:: EXERCISE DESCRIPTION ::
Go through the entries below and return every line that contains "name".

:: SOURCE INFORMATION ::

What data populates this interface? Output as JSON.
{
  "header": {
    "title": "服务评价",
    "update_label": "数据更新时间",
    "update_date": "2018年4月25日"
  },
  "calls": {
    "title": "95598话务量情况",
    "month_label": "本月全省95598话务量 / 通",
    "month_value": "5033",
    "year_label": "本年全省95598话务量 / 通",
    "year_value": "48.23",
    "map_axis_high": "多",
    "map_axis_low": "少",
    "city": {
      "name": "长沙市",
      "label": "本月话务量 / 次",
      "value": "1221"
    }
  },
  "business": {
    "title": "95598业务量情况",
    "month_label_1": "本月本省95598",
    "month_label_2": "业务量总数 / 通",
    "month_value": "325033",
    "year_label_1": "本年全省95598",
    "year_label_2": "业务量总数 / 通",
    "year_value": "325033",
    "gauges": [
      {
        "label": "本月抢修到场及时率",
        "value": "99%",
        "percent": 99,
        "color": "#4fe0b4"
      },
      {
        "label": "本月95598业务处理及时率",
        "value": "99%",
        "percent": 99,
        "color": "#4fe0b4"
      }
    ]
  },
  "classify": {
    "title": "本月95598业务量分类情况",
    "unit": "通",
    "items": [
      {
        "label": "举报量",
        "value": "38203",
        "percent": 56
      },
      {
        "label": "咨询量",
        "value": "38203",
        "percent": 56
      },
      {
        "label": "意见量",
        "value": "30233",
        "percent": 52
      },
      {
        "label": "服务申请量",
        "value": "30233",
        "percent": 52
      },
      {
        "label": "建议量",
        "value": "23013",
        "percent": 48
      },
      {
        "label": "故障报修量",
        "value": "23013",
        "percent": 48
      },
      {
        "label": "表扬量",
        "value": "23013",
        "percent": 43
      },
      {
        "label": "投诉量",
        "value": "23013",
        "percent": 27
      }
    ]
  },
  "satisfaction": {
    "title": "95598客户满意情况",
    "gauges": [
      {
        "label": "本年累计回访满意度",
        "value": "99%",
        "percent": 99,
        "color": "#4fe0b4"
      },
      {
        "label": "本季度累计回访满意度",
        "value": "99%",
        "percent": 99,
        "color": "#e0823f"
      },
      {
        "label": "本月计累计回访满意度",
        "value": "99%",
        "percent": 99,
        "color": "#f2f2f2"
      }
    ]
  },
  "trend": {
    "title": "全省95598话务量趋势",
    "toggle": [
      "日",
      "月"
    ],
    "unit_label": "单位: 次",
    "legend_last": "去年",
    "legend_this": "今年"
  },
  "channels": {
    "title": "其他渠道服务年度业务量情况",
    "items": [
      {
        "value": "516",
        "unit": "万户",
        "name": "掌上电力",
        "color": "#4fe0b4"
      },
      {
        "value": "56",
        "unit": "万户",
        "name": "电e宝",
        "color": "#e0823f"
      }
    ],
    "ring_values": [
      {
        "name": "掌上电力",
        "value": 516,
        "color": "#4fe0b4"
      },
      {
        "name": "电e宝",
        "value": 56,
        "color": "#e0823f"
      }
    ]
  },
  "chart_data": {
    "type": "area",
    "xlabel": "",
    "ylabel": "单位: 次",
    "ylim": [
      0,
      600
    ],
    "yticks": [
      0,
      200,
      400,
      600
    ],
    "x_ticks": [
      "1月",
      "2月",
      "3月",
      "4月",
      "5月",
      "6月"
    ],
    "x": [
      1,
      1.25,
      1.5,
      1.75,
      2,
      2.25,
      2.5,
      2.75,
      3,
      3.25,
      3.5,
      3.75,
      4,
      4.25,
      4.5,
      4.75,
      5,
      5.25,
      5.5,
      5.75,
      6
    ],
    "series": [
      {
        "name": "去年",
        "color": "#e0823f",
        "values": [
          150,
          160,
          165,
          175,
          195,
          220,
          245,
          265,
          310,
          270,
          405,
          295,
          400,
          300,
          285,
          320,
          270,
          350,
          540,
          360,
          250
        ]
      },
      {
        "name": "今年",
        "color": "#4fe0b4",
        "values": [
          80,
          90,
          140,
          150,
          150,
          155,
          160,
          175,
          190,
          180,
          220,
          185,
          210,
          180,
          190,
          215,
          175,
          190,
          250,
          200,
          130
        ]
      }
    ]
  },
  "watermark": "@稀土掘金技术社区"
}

:: EXERCISE RESULT ::
      "name": "长沙市",
        "name": "掌上电力",
        "name": "电e宝",
        "name": "掌上电力",
        "name": "电e宝",
        "name": "去年",
        "name": "今年",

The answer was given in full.